The tech sector is pulling out the big guns.
Google, the Web's top search company and one of technology's most influential powers in Washington, will post a link on its home page tomorrow to notify users of Google's opposition to controversial antipiracy bills being debated in Congress.
The company confirmed in a statement that it will join Wikipedia, Reddit, and other influential tech firms in staging protests of varying kinds against the Stop Online Piracy Act (SOPA) and Protect IP Act (PIPA), which are backed by big entertainment and media interests. (Read a roundup of our SOPA and PIPA coverage here.)
"Like many businesses, entrepreneurs, and Web users, we oppose these bills because there are smart, targeted ways to shut down foreign rogue Web sites without asking American companies to censor the Internet," a Google representative said. "So tomorrow we will be joining many other tech companies to highlight this issue on our U.S. home page."
In response to questions about how the protest link would be displayed on the page, all Google would say is that the link would not replace the company logo.
Not everyone who opposes the legislation agrees on how best to stage a protest. None of the protests appear to take as dramatic a step as the one planned by Wikipedia. The English version of the Web encyclopedia is scheduled to go dark for 24 hours.
The past weekend will likely long be remembered as a turning point in the debate over how to fight online piracy in the United States. Supporters of SOPA and PIPA once could boast of wide bipartisan support, but the proposals suffered a series of blows starting Thursday, when the Senate leaders decided to eliminate an important provision in PIPA.

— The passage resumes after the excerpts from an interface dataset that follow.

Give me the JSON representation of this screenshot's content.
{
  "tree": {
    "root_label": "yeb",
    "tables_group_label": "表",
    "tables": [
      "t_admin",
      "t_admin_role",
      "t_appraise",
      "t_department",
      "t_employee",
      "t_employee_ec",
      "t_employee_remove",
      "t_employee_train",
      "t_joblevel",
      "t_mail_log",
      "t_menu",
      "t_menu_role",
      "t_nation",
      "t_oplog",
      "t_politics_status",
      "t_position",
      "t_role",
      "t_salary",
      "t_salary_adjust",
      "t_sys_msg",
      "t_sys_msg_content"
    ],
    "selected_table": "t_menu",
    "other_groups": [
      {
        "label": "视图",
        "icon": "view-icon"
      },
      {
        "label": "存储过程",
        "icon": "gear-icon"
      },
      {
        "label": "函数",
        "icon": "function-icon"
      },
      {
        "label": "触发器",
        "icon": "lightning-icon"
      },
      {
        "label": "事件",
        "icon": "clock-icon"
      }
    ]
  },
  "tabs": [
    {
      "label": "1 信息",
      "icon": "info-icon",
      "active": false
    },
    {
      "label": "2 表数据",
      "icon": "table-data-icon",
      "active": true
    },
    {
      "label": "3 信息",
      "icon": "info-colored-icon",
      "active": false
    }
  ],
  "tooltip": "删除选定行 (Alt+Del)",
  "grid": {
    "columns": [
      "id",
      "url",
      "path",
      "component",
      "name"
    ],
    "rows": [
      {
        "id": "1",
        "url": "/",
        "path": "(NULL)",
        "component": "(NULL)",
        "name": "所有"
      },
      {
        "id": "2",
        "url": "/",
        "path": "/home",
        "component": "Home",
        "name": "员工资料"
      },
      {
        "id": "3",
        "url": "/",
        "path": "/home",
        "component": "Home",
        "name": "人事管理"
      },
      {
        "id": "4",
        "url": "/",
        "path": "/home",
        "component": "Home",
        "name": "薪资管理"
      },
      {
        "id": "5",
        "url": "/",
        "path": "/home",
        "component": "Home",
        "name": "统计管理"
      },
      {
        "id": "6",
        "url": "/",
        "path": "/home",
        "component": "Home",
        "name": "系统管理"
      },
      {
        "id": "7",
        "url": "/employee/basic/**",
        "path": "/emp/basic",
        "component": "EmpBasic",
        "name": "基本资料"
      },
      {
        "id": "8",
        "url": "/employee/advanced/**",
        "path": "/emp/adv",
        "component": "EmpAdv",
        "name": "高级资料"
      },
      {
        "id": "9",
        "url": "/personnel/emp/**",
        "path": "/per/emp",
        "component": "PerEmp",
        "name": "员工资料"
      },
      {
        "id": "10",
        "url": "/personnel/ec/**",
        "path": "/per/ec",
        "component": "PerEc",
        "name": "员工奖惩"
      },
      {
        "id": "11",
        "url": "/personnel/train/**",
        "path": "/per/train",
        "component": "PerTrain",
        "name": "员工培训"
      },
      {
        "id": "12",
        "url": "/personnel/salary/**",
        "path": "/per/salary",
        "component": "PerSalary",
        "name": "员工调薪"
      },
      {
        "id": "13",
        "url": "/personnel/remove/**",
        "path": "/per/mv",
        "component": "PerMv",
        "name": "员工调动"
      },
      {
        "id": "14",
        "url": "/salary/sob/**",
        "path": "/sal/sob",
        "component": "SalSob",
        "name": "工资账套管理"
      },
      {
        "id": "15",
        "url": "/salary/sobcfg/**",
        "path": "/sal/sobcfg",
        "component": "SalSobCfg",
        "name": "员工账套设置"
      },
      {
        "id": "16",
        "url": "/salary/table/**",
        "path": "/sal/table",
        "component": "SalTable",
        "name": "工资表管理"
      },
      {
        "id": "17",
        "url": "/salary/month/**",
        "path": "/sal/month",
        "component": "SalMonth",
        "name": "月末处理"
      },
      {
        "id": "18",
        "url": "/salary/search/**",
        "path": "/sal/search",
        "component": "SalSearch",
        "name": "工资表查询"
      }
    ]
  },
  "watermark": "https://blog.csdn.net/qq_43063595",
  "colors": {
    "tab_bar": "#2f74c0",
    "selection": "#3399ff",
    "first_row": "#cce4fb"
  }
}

By Friday, both houses of Congress had eliminated a requirement in each bill that would have compelled U.S. Internet service providers to cut off access to foreign sites accused of piracy.
Following that, a group of Senators--some who once supported PIPA--requested that a vote on the bill be delayed. The request was denied, but things kept getting worse for antipiracy proponents. On Saturday word came that the House would delay a vote on SOPA. And then finally, the White House, considered an ally of the music and film industries, suggested in a statement that the president would not support several cornerstone provisions of the bills.
All of the news culminated in what may come to be known in the entertainment sector as Black Sunday. Rupert Murdoch, chairman of News Corp. and one of the world's preeminent media tycoons, displayed a rare public tantrum via Twitter. In his posts, he accused the president of taking his marching orders from "Silicon Valley paymasters." Murdoch suggested Google was whipping up opposition and was a "piracy leader."
Google called Murdoch's accusations "nonsense."
Whatever it was, the outburst illustrated the frustration of copyright owners. There was no hiding that the tide of the legislative battle had reversed and copyright owners were alarmed.
Nonetheless, the fight still has a long way to go.
Senate Majority Leader Harry Reid (D-Nev.) plans to go ahead with a vote on PIPA on January 24. In the meantime, the tech sector will move forward with its protests in an attempt to enlist help from the masses.